Purple loosestrife biocontrol — and you
Purple loosestrife, an exotic plant from Europe, has overrun many state wetlands.
- Check out the Purple loosestrife (Lythrum salicaria) fact sheet
- Learn about Purple loosestrife identification
Wisconsin DNR has been using four of its insect enemies, also from Europe, to control it here since 1994. Careful research has shown that all four control species depend only on loosestrife and do not threaten native plants. This is classic biocontrol, and it is likely the best long-term control for loosestrife, reducing the need for other more costly and disruptive controls, such as herbicides.
Two "Cella" beetle species (Galerucella calmariensis and G. pusilla) feed on its leaves and shoots and are the most effective of the four types of imported insects. Cellas monitored in the state and elsewhere have decreased the vigor, size and seed output of purple loosestrife, allowing native plants to survive and increase naturally by competing better against smaller loosestrife plants.
The length of time required for effective biocontrol in any particular wetland typically ranges from one to several years, depending on such factors as site size and loosestrife density. Though loosestrife elimination is rare, this process offers effective and environmentally sound control of the plant without herbicides.
You can help control purple loosestrife
Cellas need to be released wherever purple loosestrife grows to keep it in check. Since 1997 hundreds of volunteers across the state have shared in the fun of rearing Cellas and releasing them into local, infested wetlands. Raise beetles in your backyard or schoolyard on caged, potted loosestrife plants starting in spring, and take the pots to local infested wetlands for release in summer. The program offers free equipment and starter beetles to all state citizens who want to take part.
- Purple Loosestrife Biocontrol Program Overview and Instructions guide.
- Check out the biocontrol program quick guide filled with pictures and the most important how-to information.
- This chart can help you determine what method or combination of methods make the most sense for your site: Integrated Pest Management for Purple Loosestrife, including Biocontrol.
- Video Training Series:
Help UW Madison Division of Extension Natural Resources Institute’s Aquatic Invasive Species Program evaluate our training videos and their use by taking this survey after you watch this and other videos in the series: Purple Loosestrife Training Follow Up Survey. You can repeat the survey for each of the videos in the survey or watch multiple videos and reply for all of them at once.

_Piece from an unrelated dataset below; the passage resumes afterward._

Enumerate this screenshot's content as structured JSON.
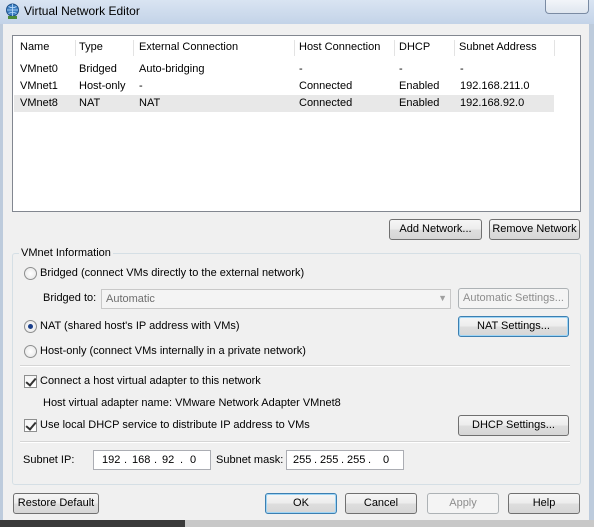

- To join the program, download and complete this application to send it to the address below.
- To report beetle release, download and complete the Purple loosestrife Beetle Release Form.
- To assess beetle activity at newly found and previously managed purple loosestrife patches, download and complete the Purple loosestrife Beetle Presence and Activity Report Form to assess beetle activity at newly found and previously managed purple loosestrife patches.
Educational materials for students:
- See Cella Chow! Here you’ll find lesson plans for grades 6-12 built around the science of biocontrol, specifically purple loosestrife. The lessons include a listing of the related Wisconsin Model Environmental Education and Science Standards.
Purple loosestrife is here to stay in Wisconsin, but you can help protect your wetlands from domination by this exotic invader by simply reuniting it locally with its natural predators! And as biocontrol reduces your loosestrife, you'll experience even more satisfaction by helping to restore any native plants the loosestrife may have eliminated locally, further ensuring diverse, healthy wetlands!
How to volunteer
For more information, or to volunteer, please contact:
- Purple Loosestrife Biocontrol Coordinator
Purple Loosestrife Project
101 S. Webster St., WY/4
PO Box 7921
Madison, WI 53707-7921
To find learn if there is an upcoming training near you, contact the program coordinator or your county Aquatic Invasive Species Coordinator. The County Coordinators can be found at WDNR AIS Contacts. Some counties may not have a coordinator, but there could be training in a county nearby.